# YOUR GOAL:
Although the entries contain pictures, only their text goes into the copy, set down exactly.

# DATASET RECORDS:

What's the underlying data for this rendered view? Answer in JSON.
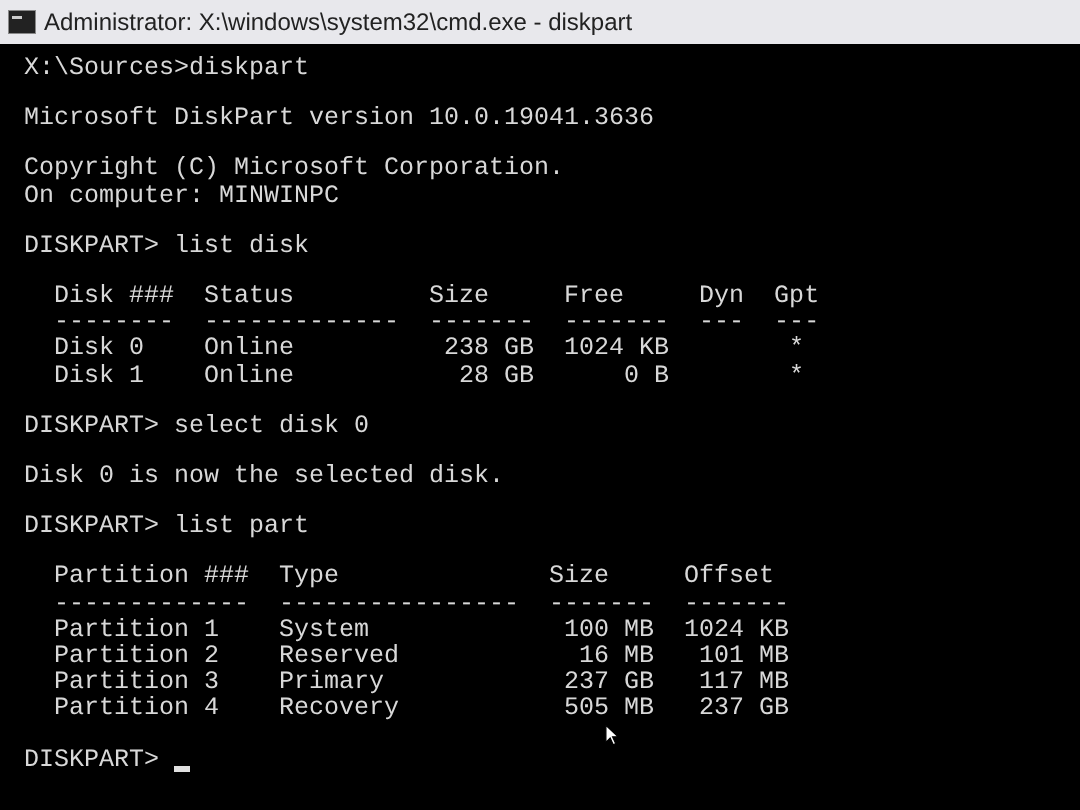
{
  "window": {
    "title": "Administrator: X:\\windows\\system32\\cmd.exe - diskpart"
  },
  "console": {
    "blocks": [
      [
        "X:\\Sources>diskpart"
      ],
      [
        "Microsoft DiskPart version 10.0.19041.3636"
      ],
      [
        "Copyright (C) Microsoft Corporation.",
        "On computer: MINWINPC"
      ],
      [
        "DISKPART> list disk"
      ],
      [
        "  Disk ###  Status         Size     Free     Dyn  Gpt",
        "  --------  -------------  -------  -------  ---  ---",
        "  Disk 0    Online          238 GB  1024 KB        *",
        "  Disk 1    Online           28 GB      0 B        *"
      ],
      [
        "DISKPART> select disk 0"
      ],
      [
        "Disk 0 is now the selected disk."
      ],
      [
        "DISKPART> list part"
      ],
      [
        "  Partition ###  Type              Size     Offset",
        "  -------------  ----------------  -------  -------",
        "  Partition 1    System             100 MB  1024 KB",
        "  Partition 2    Reserved            16 MB   101 MB",
        "  Partition 3    Primary            237 GB   117 MB",
        "  Partition 4    Recovery           505 MB   237 GB"
      ]
    ],
    "prompt": "DISKPART> "
  }
}
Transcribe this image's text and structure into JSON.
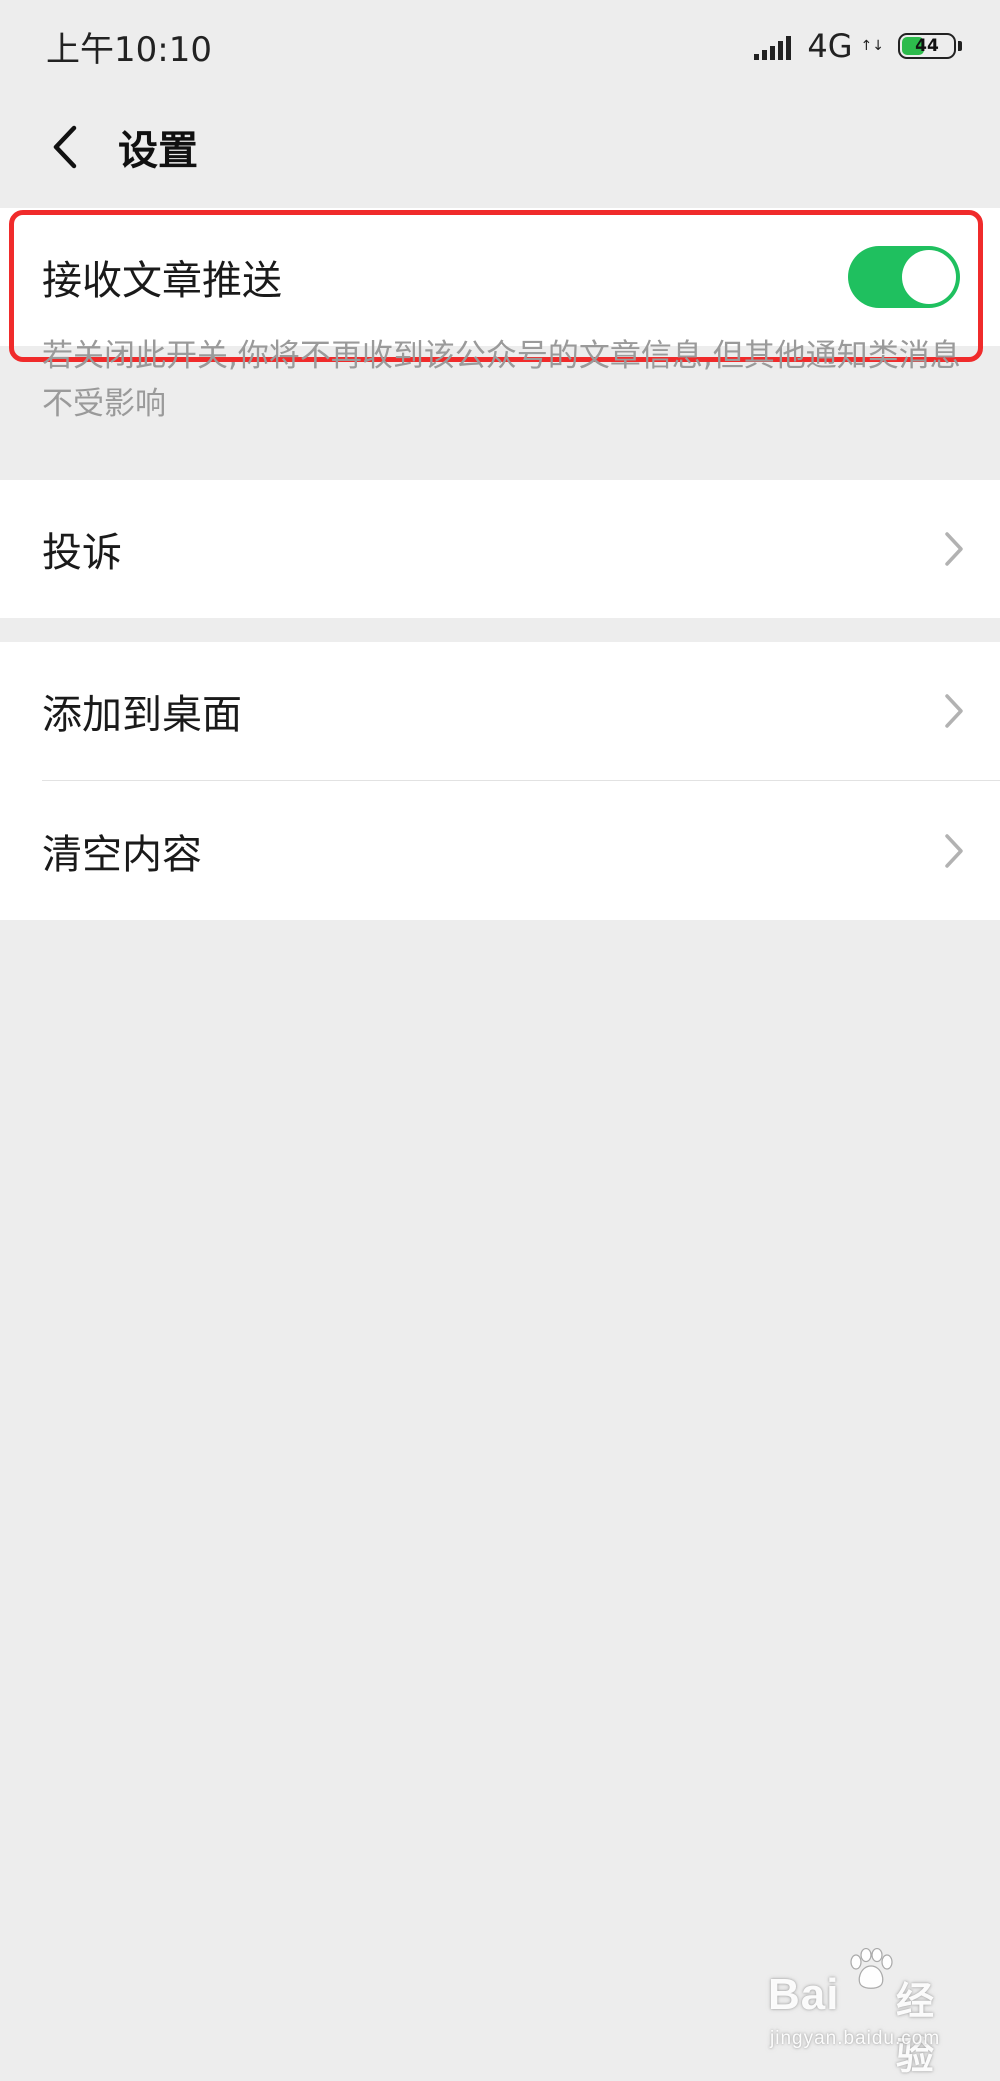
{
  "status_bar": {
    "time": "上午10:10",
    "network": "4G",
    "network_arrows": "↑↓",
    "battery_level": "44",
    "battery_fraction": 0.44,
    "battery_color": "#2dbb4c"
  },
  "nav": {
    "back_icon": "chevron-left-icon",
    "title": "设置"
  },
  "push_setting": {
    "label": "接收文章推送",
    "toggle_on": true,
    "toggle_color": "#1fc05f",
    "highlight_color": "#f02b2b",
    "hint": "若关闭此开关,你将不再收到该公众号的文章信息,但其他通知类消息不受影响"
  },
  "menu": {
    "complain": "投诉",
    "add_to_desktop": "添加到桌面",
    "clear_content": "清空内容"
  },
  "watermark": {
    "logo_left": "Bai",
    "logo_right": "经验",
    "url": "jingyan.baidu.com"
  }
}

# ANSWER FOR THE TASK:
What's the underlying data for this rendered view? Answer in JSON.
{
  "window": {
    "title": "Administrator: X:\\windows\\system32\\cmd.exe - diskpart"
  },
  "console": {
    "blocks": [
      [
        "X:\\Sources>diskpart"
      ],
      [
        "Microsoft DiskPart version 10.0.19041.3636"
      ],
      [
        "Copyright (C) Microsoft Corporation.",
        "On computer: MINWINPC"
      ],
      [
        "DISKPART> list disk"
      ],
      [
        "  Disk ###  Status         Size     Free     Dyn  Gpt",
        "  --------  -------------  -------  -------  ---  ---",
        "  Disk 0    Online          238 GB  1024 KB        *",
        "  Disk 1    Online           28 GB      0 B        *"
      ],
      [
        "DISKPART> select disk 0"
      ],
      [
        "Disk 0 is now the selected disk."
      ],
      [
        "DISKPART> list part"
      ],
      [
        "  Partition ###  Type              Size     Offset",
        "  -------------  ----------------  -------  -------",
        "  Partition 1    System             100 MB  1024 KB",
        "  Partition 2    Reserved            16 MB   101 MB",
        "  Partition 3    Primary            237 GB   117 MB",
        "  Partition 4    Recovery           505 MB   237 GB"
      ]
    ],
    "prompt": "DISKPART> "
  }
}
Transcribe this image's text and structure into JSON.
{
  "status_bar": {
    "time": "上午10:10",
    "network": "4G",
    "network_arrows": "↑↓",
    "battery_level": "44",
    "battery_fraction": 0.44,
    "battery_color": "#2dbb4c"
  },
  "nav": {
    "back_icon": "chevron-left-icon",
    "title": "设置"
  },
  "push_setting": {
    "label": "接收文章推送",
    "toggle_on": true,
    "toggle_color": "#1fc05f",
    "highlight_color": "#f02b2b",
    "hint": "若关闭此开关,你将不再收到该公众号的文章信息,但其他通知类消息不受影响"
  },
  "menu": {
    "complain": "投诉",
    "add_to_desktop": "添加到桌面",
    "clear_content": "清空内容"
  },
  "watermark": {
    "logo_left": "Bai",
    "logo_right": "经验",
    "url": "jingyan.baidu.com"
  }
}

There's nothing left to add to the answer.